ISIF award for Dili Village Telco

This is somewhat old news but last September Fongtil and I won an award for our work on the Dili Village Telco. Here is the ISIF press release. We were selected from a group of about 50 ISIF funded projects for the award. Here is a photo of Lemi (2nd from right) accepting the award in Nairobi, Kenya:

Although this project was my first developing world deployment and I worked hard to make sure we did a good job, soaking up experience and knowledge from others where I could.

I think we got it about 70% right. Many things (ease of use, training, enthusiasm for local assembly and installation) worked really well. However being an Engineer there are still some remaining “bugs” I feel compelled to work on, for example there are still lingering issues with Wifi link quality, and a sustainable business model. Importantly, I haven’t seen viral growth, either in Timor or other Village Telco deployments. This is important for me – my goal for the Village Telco was to help a lot of people in the developing world get telephony. This can only happen if the local people embrace the technology and grow the networks themselves without reliance on grants or 1st world technical input. I do think many of the pieces for this are in place. “The Engineer” in me would love to have a go at really fixing those remaining issues! Still, this award confirms we did pretty well over all.

Although the funded part of the project officially ended in 2011, Fongtil are continuing to work on the project using internal resources and have also secured a further ISOC grant. They continue to train people, install nodes, evangelise with government (e.g. installing Mesh Potatoes in the National Parliament building), and have plans to fix the Wifi link issues in Dili:

I have moved my time and attention to other projects for now, but would love to get back to Timor some time to help out if I can.
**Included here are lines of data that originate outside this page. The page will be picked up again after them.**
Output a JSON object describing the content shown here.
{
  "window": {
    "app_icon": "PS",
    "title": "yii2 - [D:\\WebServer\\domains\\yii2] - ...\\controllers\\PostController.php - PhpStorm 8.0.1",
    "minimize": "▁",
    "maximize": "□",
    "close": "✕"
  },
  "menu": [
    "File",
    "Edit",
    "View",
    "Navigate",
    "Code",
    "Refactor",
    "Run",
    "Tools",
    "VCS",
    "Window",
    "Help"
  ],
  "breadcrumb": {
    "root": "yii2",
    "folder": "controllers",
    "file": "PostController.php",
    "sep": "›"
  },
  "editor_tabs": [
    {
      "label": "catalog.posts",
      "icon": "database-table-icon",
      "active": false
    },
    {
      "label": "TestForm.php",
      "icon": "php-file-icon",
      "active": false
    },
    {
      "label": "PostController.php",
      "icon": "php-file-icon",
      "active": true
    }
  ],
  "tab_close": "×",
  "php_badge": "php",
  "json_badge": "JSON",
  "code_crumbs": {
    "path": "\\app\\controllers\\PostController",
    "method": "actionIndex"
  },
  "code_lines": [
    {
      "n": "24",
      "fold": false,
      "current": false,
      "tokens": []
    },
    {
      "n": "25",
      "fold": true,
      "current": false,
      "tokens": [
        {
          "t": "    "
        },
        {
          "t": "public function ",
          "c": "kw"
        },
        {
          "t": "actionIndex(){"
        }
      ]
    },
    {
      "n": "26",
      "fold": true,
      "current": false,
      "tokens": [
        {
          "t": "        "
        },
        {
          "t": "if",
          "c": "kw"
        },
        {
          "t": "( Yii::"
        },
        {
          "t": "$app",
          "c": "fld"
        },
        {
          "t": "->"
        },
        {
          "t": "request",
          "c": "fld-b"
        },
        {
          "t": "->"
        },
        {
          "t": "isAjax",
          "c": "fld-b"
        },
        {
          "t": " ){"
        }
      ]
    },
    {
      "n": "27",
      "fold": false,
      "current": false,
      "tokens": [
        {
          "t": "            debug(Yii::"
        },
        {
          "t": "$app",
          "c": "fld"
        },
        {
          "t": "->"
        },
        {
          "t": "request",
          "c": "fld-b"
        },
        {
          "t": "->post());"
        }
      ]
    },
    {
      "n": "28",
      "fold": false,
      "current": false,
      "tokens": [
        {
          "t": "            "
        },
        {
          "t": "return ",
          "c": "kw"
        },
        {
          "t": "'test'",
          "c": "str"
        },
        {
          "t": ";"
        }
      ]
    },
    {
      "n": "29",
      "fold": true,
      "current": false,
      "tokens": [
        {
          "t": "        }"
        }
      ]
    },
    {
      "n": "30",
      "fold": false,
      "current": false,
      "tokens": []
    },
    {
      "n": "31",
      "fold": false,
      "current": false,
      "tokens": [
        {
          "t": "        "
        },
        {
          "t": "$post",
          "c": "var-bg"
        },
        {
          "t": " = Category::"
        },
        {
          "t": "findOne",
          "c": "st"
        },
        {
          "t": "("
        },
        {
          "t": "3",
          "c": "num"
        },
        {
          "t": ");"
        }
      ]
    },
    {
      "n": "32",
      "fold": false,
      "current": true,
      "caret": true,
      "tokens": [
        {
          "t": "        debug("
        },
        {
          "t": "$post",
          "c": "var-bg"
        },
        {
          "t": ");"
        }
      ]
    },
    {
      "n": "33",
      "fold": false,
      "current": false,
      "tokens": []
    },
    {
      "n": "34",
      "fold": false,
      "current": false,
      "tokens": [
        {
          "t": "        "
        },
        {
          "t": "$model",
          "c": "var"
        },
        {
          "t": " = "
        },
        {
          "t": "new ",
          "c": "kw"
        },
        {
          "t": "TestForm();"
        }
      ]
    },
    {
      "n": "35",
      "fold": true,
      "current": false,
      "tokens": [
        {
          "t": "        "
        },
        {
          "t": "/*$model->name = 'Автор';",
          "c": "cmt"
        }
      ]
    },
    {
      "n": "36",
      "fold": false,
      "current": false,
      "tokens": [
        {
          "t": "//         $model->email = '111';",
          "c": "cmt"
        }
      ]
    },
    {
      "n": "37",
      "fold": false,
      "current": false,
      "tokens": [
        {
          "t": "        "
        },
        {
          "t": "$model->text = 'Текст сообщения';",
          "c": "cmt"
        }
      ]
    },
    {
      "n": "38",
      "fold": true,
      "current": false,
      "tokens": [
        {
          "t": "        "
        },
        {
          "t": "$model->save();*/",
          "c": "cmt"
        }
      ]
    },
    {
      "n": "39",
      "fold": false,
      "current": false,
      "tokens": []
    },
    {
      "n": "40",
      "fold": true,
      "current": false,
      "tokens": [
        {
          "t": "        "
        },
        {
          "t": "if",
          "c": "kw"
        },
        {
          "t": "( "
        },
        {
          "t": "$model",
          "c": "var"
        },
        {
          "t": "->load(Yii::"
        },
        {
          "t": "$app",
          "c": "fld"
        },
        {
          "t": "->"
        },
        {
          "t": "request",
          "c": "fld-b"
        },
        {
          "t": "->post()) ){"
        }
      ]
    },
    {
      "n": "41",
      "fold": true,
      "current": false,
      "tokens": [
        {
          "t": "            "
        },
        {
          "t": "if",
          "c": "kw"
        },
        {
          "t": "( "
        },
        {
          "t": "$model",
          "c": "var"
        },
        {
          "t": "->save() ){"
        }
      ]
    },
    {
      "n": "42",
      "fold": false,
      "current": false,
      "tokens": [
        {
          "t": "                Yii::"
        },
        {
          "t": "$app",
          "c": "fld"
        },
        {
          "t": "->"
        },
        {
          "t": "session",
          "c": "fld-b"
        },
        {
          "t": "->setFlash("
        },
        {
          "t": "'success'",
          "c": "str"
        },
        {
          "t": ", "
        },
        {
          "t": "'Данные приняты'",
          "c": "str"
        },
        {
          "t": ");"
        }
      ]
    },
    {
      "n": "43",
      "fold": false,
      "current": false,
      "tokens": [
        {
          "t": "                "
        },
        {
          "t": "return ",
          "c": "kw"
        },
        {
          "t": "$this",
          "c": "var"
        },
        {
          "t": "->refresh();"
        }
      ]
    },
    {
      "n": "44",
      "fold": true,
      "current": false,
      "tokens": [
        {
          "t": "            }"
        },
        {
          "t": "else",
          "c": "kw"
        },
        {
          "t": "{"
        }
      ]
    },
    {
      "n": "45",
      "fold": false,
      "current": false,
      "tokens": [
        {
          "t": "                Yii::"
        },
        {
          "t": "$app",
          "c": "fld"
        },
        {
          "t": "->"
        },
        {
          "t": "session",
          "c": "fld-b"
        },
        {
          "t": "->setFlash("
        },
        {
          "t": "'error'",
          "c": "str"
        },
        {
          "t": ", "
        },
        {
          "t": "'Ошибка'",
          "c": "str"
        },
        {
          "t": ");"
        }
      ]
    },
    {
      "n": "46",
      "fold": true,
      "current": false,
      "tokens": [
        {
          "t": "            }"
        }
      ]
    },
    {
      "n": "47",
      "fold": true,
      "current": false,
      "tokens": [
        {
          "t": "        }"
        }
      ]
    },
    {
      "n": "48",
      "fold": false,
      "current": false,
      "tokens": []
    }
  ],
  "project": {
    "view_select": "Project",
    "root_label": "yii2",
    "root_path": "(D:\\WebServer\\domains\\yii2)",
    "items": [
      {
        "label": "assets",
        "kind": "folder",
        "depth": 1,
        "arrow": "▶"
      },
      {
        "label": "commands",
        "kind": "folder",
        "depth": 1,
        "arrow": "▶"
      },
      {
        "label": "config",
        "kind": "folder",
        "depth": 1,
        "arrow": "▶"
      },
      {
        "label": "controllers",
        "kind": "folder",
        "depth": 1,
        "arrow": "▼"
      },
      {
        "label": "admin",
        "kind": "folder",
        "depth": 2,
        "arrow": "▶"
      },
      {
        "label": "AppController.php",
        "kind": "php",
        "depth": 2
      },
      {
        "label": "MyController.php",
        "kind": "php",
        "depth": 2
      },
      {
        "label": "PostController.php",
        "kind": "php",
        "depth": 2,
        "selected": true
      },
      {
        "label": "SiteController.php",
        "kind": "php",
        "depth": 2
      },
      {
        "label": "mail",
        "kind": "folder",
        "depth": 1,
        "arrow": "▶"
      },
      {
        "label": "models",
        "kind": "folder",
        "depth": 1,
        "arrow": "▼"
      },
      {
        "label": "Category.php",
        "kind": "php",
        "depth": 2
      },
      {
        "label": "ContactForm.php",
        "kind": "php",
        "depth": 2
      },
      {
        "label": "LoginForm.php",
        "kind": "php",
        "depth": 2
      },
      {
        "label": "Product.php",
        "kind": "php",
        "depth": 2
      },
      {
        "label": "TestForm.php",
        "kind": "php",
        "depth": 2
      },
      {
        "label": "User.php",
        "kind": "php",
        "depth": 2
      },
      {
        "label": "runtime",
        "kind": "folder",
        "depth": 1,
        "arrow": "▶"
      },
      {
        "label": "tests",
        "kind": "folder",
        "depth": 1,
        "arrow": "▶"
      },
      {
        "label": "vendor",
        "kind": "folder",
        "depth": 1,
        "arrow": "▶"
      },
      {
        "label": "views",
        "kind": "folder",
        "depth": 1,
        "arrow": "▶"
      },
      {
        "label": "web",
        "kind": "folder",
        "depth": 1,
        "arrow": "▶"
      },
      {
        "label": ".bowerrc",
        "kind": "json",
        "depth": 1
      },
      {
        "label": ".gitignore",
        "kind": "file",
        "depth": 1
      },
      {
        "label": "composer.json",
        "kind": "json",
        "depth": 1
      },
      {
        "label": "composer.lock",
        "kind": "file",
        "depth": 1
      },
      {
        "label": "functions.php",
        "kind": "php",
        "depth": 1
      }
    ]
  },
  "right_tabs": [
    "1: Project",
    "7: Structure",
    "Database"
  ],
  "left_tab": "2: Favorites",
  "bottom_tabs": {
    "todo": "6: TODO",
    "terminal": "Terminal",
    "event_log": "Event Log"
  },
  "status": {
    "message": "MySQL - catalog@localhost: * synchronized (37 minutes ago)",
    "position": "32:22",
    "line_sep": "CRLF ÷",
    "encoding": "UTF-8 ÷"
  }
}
In the mean time Village Telco development and deployment work continues in Timor Leste and around the world.